_Directions:_ The answer consists of one number: how many lines of the data below include the string "screenshot".

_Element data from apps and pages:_
● ● ● ● ●

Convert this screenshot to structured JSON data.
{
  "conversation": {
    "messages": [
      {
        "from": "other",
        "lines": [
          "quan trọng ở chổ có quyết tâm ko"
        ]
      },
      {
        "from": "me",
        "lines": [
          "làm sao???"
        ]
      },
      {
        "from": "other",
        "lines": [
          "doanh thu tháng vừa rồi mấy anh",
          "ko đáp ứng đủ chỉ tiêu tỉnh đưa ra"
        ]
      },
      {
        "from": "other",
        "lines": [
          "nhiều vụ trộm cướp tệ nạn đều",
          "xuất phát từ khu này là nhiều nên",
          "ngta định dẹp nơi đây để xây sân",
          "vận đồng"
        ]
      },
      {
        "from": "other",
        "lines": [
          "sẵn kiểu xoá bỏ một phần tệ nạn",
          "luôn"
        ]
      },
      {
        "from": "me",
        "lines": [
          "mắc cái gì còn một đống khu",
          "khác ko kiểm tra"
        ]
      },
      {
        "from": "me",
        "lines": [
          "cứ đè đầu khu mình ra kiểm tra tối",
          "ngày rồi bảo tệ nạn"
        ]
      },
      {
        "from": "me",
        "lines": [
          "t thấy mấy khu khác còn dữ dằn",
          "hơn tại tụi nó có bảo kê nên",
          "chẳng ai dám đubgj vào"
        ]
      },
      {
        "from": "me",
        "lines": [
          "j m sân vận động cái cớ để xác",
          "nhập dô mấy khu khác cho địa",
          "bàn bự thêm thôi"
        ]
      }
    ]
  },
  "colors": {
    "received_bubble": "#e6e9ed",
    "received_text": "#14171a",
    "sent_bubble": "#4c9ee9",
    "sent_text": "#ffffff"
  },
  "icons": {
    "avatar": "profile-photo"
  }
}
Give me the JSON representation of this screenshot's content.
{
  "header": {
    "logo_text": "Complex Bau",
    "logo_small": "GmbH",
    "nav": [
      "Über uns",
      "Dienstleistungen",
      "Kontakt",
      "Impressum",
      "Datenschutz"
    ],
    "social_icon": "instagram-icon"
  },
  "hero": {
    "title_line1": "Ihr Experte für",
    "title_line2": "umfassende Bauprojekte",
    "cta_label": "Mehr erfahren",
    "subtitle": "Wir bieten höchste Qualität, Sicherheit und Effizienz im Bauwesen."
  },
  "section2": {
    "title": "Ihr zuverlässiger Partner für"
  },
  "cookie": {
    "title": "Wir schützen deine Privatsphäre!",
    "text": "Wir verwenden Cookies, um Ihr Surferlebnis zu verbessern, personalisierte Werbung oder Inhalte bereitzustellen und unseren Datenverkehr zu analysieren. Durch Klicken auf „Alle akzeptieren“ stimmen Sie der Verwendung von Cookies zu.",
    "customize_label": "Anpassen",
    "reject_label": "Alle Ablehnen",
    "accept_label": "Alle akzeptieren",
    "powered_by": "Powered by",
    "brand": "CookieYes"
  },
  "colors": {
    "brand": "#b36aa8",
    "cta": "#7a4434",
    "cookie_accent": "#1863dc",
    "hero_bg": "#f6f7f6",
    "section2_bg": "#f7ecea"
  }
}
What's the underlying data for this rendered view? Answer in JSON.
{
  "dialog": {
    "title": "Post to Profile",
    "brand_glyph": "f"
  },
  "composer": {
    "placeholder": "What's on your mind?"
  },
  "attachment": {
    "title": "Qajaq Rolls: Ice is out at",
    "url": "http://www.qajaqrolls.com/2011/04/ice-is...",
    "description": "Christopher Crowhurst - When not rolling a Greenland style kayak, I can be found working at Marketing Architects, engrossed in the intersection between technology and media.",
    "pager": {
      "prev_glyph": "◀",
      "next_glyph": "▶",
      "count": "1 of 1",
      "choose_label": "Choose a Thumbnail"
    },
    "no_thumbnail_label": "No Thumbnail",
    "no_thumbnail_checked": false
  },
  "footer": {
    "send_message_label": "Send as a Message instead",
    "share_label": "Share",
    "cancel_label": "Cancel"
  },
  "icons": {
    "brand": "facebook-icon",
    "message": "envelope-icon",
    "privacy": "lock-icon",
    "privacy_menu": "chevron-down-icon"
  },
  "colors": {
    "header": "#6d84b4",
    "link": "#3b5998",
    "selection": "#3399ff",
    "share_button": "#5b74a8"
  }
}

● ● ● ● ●

_Output below:_ 2